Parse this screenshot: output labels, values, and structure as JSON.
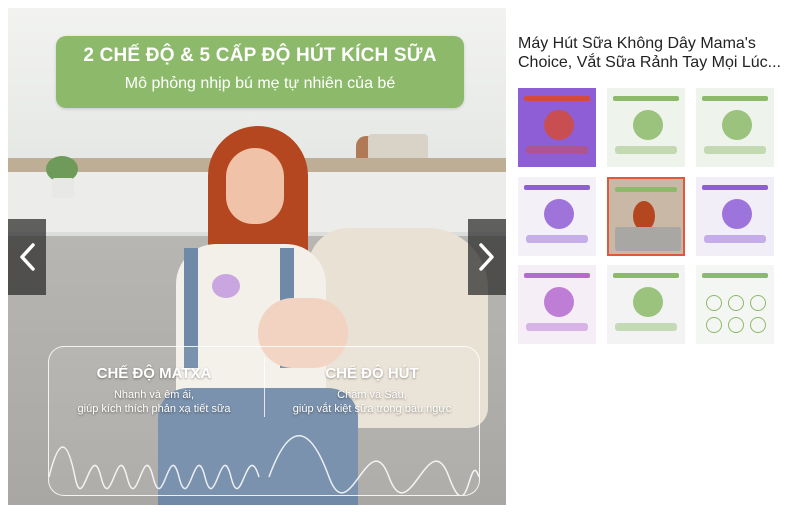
{
  "banner": {
    "title": "2 CHẾ ĐỘ & 5 CẤP ĐỘ HÚT KÍCH SỮA",
    "subtitle": "Mô phỏng nhịp bú mẹ tự nhiên của bé"
  },
  "modes": [
    {
      "title": "CHẾ ĐỘ MATXA",
      "line1": "Nhanh và êm ái,",
      "line2": "giúp kích thích phản xạ tiết sữa"
    },
    {
      "title": "CHẾ ĐỘ HÚT",
      "line1": "Chậm và Sâu,",
      "line2": "giúp vắt kiệt sữa trong bầu ngực"
    }
  ],
  "nav": {
    "prev_icon": "chevron-left-icon",
    "next_icon": "chevron-right-icon"
  },
  "product": {
    "title": "Máy Hút Sữa Không Dây Mama's Choice, Vắt Sữa Rảnh Tay Mọi Lúc..."
  },
  "thumbnails": {
    "selected_index": 4,
    "items": [
      {
        "theme": "#8e5ed6",
        "accent": "#d44b3a",
        "kind": "product"
      },
      {
        "theme": "#eef3ec",
        "accent": "#8cba6a",
        "kind": "product"
      },
      {
        "theme": "#eef3ec",
        "accent": "#8cba6a",
        "kind": "product"
      },
      {
        "theme": "#f4f0f8",
        "accent": "#8e5ed6",
        "kind": "product"
      },
      {
        "theme": "#c9b8a6",
        "accent": "#8cba6a",
        "kind": "photo"
      },
      {
        "theme": "#f2eef8",
        "accent": "#8e5ed6",
        "kind": "product"
      },
      {
        "theme": "#f6eef6",
        "accent": "#b46ad0",
        "kind": "product"
      },
      {
        "theme": "#f2f3f2",
        "accent": "#8cba6a",
        "kind": "product"
      },
      {
        "theme": "#f4f6f3",
        "accent": "#8cba6a",
        "kind": "icons"
      }
    ]
  }
}
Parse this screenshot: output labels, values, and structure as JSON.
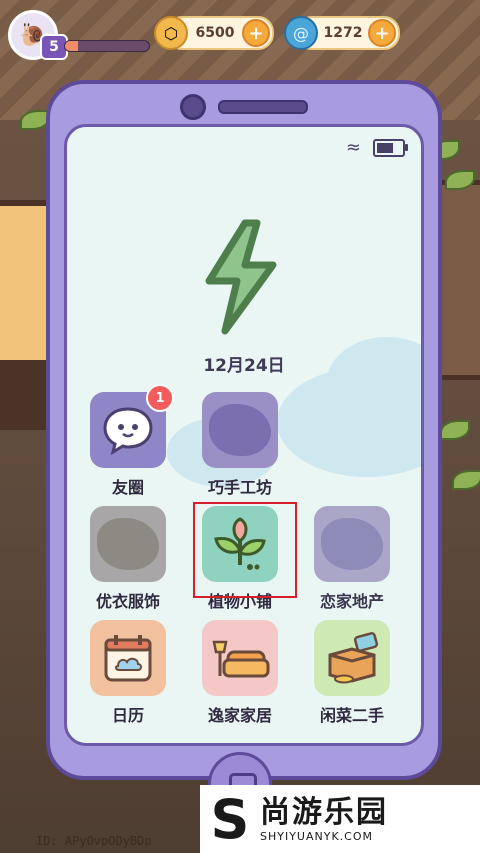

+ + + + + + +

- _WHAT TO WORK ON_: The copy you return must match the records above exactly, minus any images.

- _RESULT_:
Parse this screenshot: output labels, values, and structure as JSON.
{
  "banner": {
    "title": "2 CHẾ ĐỘ & 5 CẤP ĐỘ HÚT KÍCH SỮA",
    "subtitle": "Mô phỏng nhịp bú mẹ tự nhiên của bé"
  },
  "modes": [
    {
      "title": "CHẾ ĐỘ MATXA",
      "line1": "Nhanh và êm ái,",
      "line2": "giúp kích thích phản xạ tiết sữa"
    },
    {
      "title": "CHẾ ĐỘ HÚT",
      "line1": "Chậm và Sâu,",
      "line2": "giúp vắt kiệt sữa trong bầu ngực"
    }
  ],
  "nav": {
    "prev_icon": "chevron-left-icon",
    "next_icon": "chevron-right-icon"
  },
  "product": {
    "title": "Máy Hút Sữa Không Dây Mama's Choice, Vắt Sữa Rảnh Tay Mọi Lúc..."
  },
  "thumbnails": {
    "selected_index": 4,
    "items": [
      {
        "theme": "#8e5ed6",
        "accent": "#d44b3a",
        "kind": "product"
      },
      {
        "theme": "#eef3ec",
        "accent": "#8cba6a",
        "kind": "product"
      },
      {
        "theme": "#eef3ec",
        "accent": "#8cba6a",
        "kind": "product"
      },
      {
        "theme": "#f4f0f8",
        "accent": "#8e5ed6",
        "kind": "product"
      },
      {
        "theme": "#c9b8a6",
        "accent": "#8cba6a",
        "kind": "photo"
      },
      {
        "theme": "#f2eef8",
        "accent": "#8e5ed6",
        "kind": "product"
      },
      {
        "theme": "#f6eef6",
        "accent": "#b46ad0",
        "kind": "product"
      },
      {
        "theme": "#f2f3f2",
        "accent": "#8cba6a",
        "kind": "product"
      },
      {
        "theme": "#f4f6f3",
        "accent": "#8cba6a",
        "kind": "icons"
      }
    ]
  }
}
Parse this screenshot: output labels, values, and structure as JSON.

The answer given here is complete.